In The Artist’s Way, we’ve been looking a lot at rediscovering possibility in our lives.  Sometimes I think possibility is something that sits at the edge of my peripheral vision.  I suspect it’s there, but when I turn to look, it’s nowhere to be seen.  My reading this summer is challenging me to look a little more closely – to look at possibility full-on and grab some for myself!


For me, personally, it’s very easy to fall into a “why me” mindset, overlooking all the goodness in my life and focusing instead on problems and a myriad of seemingly-insurmountable worries.  The prayer flags will serve as a gentle and very visible reminder of the possibility all around me… to expect better for myself, to wish harmony for those around me, and to let down my guard a little – to let fear and worry float away so the goodness is more accessible!


FAR from traditional, these flags are more what I’ve heard called “gypsy prayer flags” – meaning (best I can discern) they can be whatever you want them to be. Mine, in the order shown, represent fire, water, sky/space and air/wind.  I also plan to do one for earth and a sixth for spirituality and creativity.


My flags (no surprise) all have Gelli® monoprints as a base – fire has the Circle Rays stencil from StencilGirl Products, water has a hand-made stencil (inspired by Carla Sonheim’s printmaking class), sky/space features Starry Starry Night from Dylusions/Ranger, and air/wind has Clouds from the Julie Balzer collection with The Crafters Workshop.

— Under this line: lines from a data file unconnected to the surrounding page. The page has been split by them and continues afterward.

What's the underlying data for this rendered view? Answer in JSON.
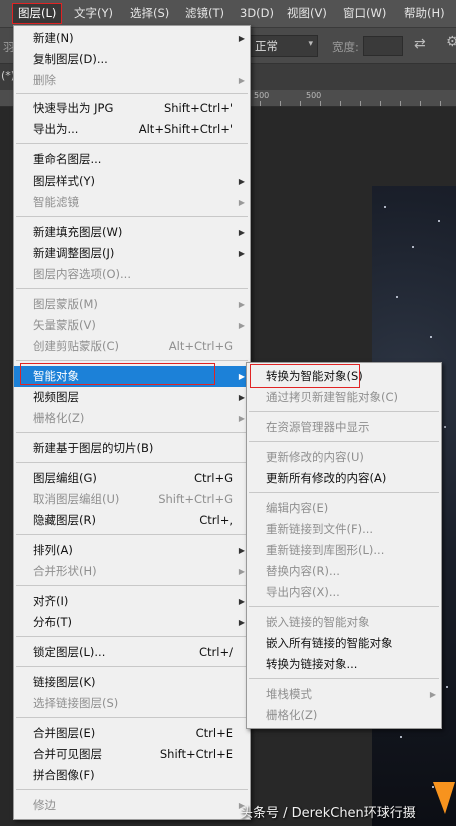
{
  "menubar": {
    "items": [
      {
        "label": "图层(L)"
      },
      {
        "label": "文字(Y)"
      },
      {
        "label": "选择(S)"
      },
      {
        "label": "滤镜(T)"
      },
      {
        "label": "3D(D)"
      },
      {
        "label": "视图(V)"
      },
      {
        "label": "窗口(W)"
      },
      {
        "label": "帮助(H)"
      }
    ]
  },
  "options_bar": {
    "blend_mode_value": "正常",
    "width_label": "宽度:",
    "left_partial": "羽",
    "tab_partial": "(*)"
  },
  "ruler": {
    "label_500a": "500",
    "label_500b": "500"
  },
  "layer_menu": {
    "items": [
      {
        "label": "新建(N)",
        "has_submenu": true
      },
      {
        "label": "复制图层(D)..."
      },
      {
        "label": "删除",
        "disabled": true,
        "has_submenu": true
      },
      {
        "label": "快速导出为 JPG",
        "shortcut": "Shift+Ctrl+'"
      },
      {
        "label": "导出为...",
        "shortcut": "Alt+Shift+Ctrl+'"
      },
      {
        "label": "重命名图层..."
      },
      {
        "label": "图层样式(Y)",
        "has_submenu": true
      },
      {
        "label": "智能滤镜",
        "disabled": true,
        "has_submenu": true
      },
      {
        "label": "新建填充图层(W)",
        "has_submenu": true
      },
      {
        "label": "新建调整图层(J)",
        "has_submenu": true
      },
      {
        "label": "图层内容选项(O)...",
        "disabled": true
      },
      {
        "label": "图层蒙版(M)",
        "disabled": true,
        "has_submenu": true
      },
      {
        "label": "矢量蒙版(V)",
        "disabled": true,
        "has_submenu": true
      },
      {
        "label": "创建剪贴蒙版(C)",
        "disabled": true,
        "shortcut": "Alt+Ctrl+G"
      },
      {
        "label": "智能对象",
        "has_submenu": true,
        "highlighted": true
      },
      {
        "label": "视频图层",
        "has_submenu": true
      },
      {
        "label": "栅格化(Z)",
        "disabled": true,
        "has_submenu": true
      },
      {
        "label": "新建基于图层的切片(B)"
      },
      {
        "label": "图层编组(G)",
        "shortcut": "Ctrl+G"
      },
      {
        "label": "取消图层编组(U)",
        "disabled": true,
        "shortcut": "Shift+Ctrl+G"
      },
      {
        "label": "隐藏图层(R)",
        "shortcut": "Ctrl+,"
      },
      {
        "label": "排列(A)",
        "has_submenu": true
      },
      {
        "label": "合并形状(H)",
        "disabled": true,
        "has_submenu": true
      },
      {
        "label": "对齐(I)",
        "has_submenu": true
      },
      {
        "label": "分布(T)",
        "has_submenu": true
      },
      {
        "label": "锁定图层(L)...",
        "shortcut": "Ctrl+/"
      },
      {
        "label": "链接图层(K)"
      },
      {
        "label": "选择链接图层(S)",
        "disabled": true
      },
      {
        "label": "合并图层(E)",
        "shortcut": "Ctrl+E"
      },
      {
        "label": "合并可见图层",
        "shortcut": "Shift+Ctrl+E"
      },
      {
        "label": "拼合图像(F)"
      },
      {
        "label": "修边",
        "disabled": true,
        "has_submenu": true
      }
    ]
  },
  "smart_object_menu": {
    "items": [
      {
        "label": "转换为智能对象(S)"
      },
      {
        "label": "通过拷贝新建智能对象(C)",
        "disabled": true
      },
      {
        "label": "在资源管理器中显示",
        "disabled": true
      },
      {
        "label": "更新修改的内容(U)",
        "disabled": true
      },
      {
        "label": "更新所有修改的内容(A)"
      },
      {
        "label": "编辑内容(E)",
        "disabled": true
      },
      {
        "label": "重新链接到文件(F)...",
        "disabled": true
      },
      {
        "label": "重新链接到库图形(L)...",
        "disabled": true
      },
      {
        "label": "替换内容(R)...",
        "disabled": true
      },
      {
        "label": "导出内容(X)...",
        "disabled": true
      },
      {
        "label": "嵌入链接的智能对象",
        "disabled": true
      },
      {
        "label": "嵌入所有链接的智能对象"
      },
      {
        "label": "转换为链接对象..."
      },
      {
        "label": "堆栈模式",
        "disabled": true,
        "has_submenu": true
      },
      {
        "label": "栅格化(Z)",
        "disabled": true
      }
    ]
  },
  "watermark": "头条号 / DerekChen环球行摄"
}
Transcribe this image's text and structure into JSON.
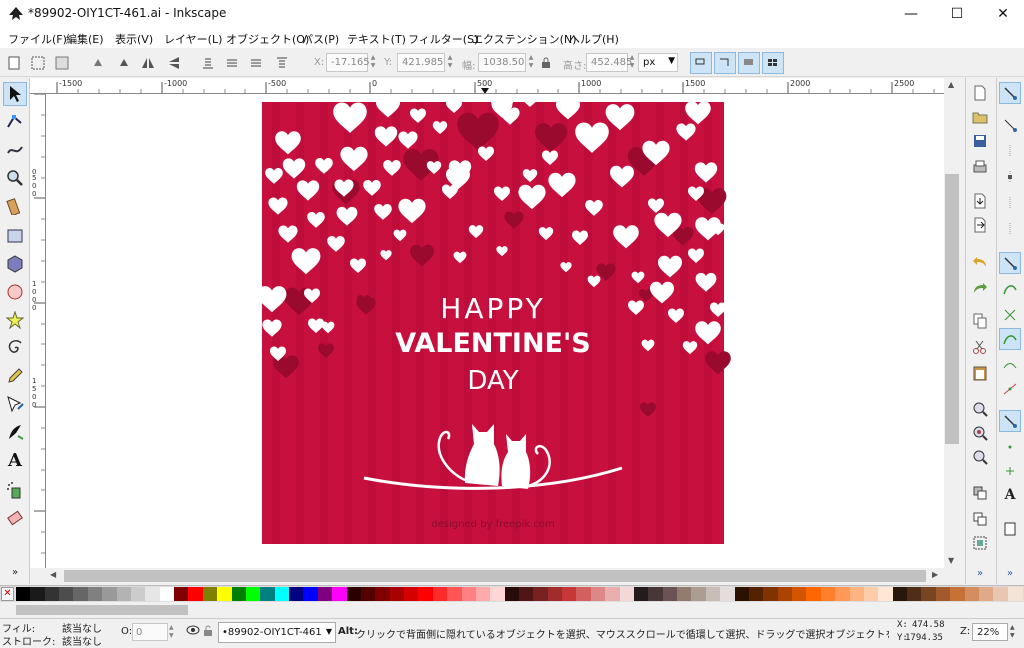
{
  "window": {
    "title": "*89902-OIY1CT-461.ai - Inkscape",
    "minimize": "—",
    "maximize": "☐",
    "close": "✕"
  },
  "menu": [
    "ファイル(F)",
    "編集(E)",
    "表示(V)",
    "レイヤー(L)",
    "オブジェクト(O)",
    "パス(P)",
    "テキスト(T)",
    "フィルター(S)",
    "エクステンション(N)",
    "ヘルプ(H)"
  ],
  "controls": {
    "x_label": "X:",
    "x_value": "-17.165",
    "y_label": "Y:",
    "y_value": "421.985",
    "w_label": "幅:",
    "w_value": "1038.50",
    "h_label": "高さ:",
    "h_value": "452.485",
    "unit": "px"
  },
  "ruler": {
    "h_labels": [
      "-1500",
      "-1000",
      "-500",
      "0",
      "500",
      "1000",
      "1500",
      "2000",
      "2500"
    ],
    "v_labels": [
      "0",
      "500",
      "1000",
      "1500"
    ]
  },
  "artwork": {
    "line1": "HAPPY",
    "line2": "VALENTINE'S",
    "line3": "DAY",
    "credit": "designed by freepik.com",
    "bg_color": "#c8103e",
    "heart_white": "#ffffff",
    "heart_dark": "#9a0a2e"
  },
  "palette": {
    "none_label": "✕",
    "colors": [
      "#000000",
      "#1a1a1a",
      "#333333",
      "#4d4d4d",
      "#666666",
      "#808080",
      "#999999",
      "#b3b3b3",
      "#cccccc",
      "#e6e6e6",
      "#ffffff",
      "#800000",
      "#ff0000",
      "#808000",
      "#ffff00",
      "#008000",
      "#00ff00",
      "#008080",
      "#00ffff",
      "#000080",
      "#0000ff",
      "#800080",
      "#ff00ff",
      "#2b0000",
      "#550000",
      "#800000",
      "#aa0000",
      "#d40000",
      "#ff0000",
      "#ff2a2a",
      "#ff5555",
      "#ff8080",
      "#ffaaaa",
      "#ffd5d5",
      "#280b0b",
      "#501616",
      "#782121",
      "#a02c2c",
      "#c83737",
      "#d35f5f",
      "#de8787",
      "#e9afaf",
      "#f4d7d7",
      "#241c1c",
      "#483737",
      "#6c5353",
      "#917c6f",
      "#ac9d93",
      "#c8beb7",
      "#e3dedb",
      "#2b1100",
      "#552200",
      "#803300",
      "#aa4400",
      "#d45500",
      "#ff6600",
      "#ff7f2a",
      "#ff9955",
      "#ffb380",
      "#ffccaa",
      "#ffe6d5",
      "#28170b",
      "#502d16",
      "#784421",
      "#a05a2c",
      "#c87137",
      "#d38d5f",
      "#deaa87",
      "#e9c6af",
      "#f4e3d7"
    ]
  },
  "status": {
    "fill_label": "フィル:",
    "fill_value": "該当なし",
    "stroke_label": "ストローク:",
    "stroke_value": "該当なし",
    "opacity_label": "O:",
    "opacity_value": "0",
    "layer": "•89902-OIY1CT-461",
    "message_bold": "Alt:",
    "message": "クリックで背面側に隠れているオブジェクトを選択、マウススクロールで循環して選択、ドラッグで選択オブジェクトを移動また...",
    "x_label": "X:",
    "x_value": "474.58",
    "y_label": "Y:",
    "y_value": "1794.35",
    "zoom_label": "Z:",
    "zoom_value": "22%"
  }
}
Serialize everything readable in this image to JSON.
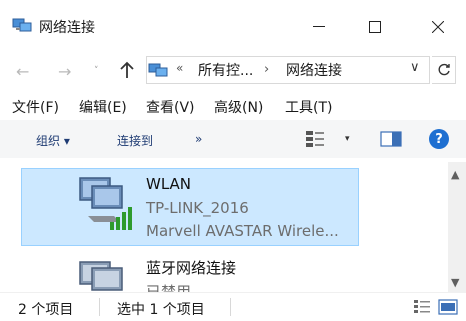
{
  "window": {
    "title": "网络连接",
    "icon": "network-connections-icon",
    "controls": {
      "minimize": "—",
      "maximize": "☐",
      "close": "✕"
    }
  },
  "address": {
    "back_glyph": "←",
    "forward_glyph": "→",
    "recent_glyph": "˅",
    "sep1": "«",
    "crumb1": "所有控...",
    "sep2": "›",
    "crumb2": "网络连接",
    "dropdown_glyph": "∨"
  },
  "menu": {
    "file": "文件(F)",
    "edit": "编辑(E)",
    "view": "查看(V)",
    "advanced": "高级(N)",
    "tools": "工具(T)"
  },
  "commands": {
    "organize": "组织 ▾",
    "connect_to": "连接到",
    "more": "»",
    "view_arrow": "▾",
    "help": "?"
  },
  "items": [
    {
      "name": "WLAN",
      "status": "TP-LINK_2016",
      "device": "Marvell AVASTAR Wirele...",
      "selected": true
    },
    {
      "name": "蓝牙网络连接",
      "status": "已禁用",
      "selected": false
    }
  ],
  "scrollbar": {
    "up": "▲",
    "down": "▼"
  },
  "statusbar": {
    "item_count": "2 个项目",
    "selected_count": "选中 1 个项目"
  },
  "colors": {
    "selection_bg": "#cce8ff",
    "selection_border": "#99d1ff",
    "command_text": "#1e3b73",
    "help_blue": "#1e6fd1",
    "signal_green": "#2e9b2e"
  }
}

Would you be interested in exploring this a little further? I’m working on a little video series that will dive deeper and walk you through making a set of your own prayer flags!  I’ll share more here and on Facebook as that develops.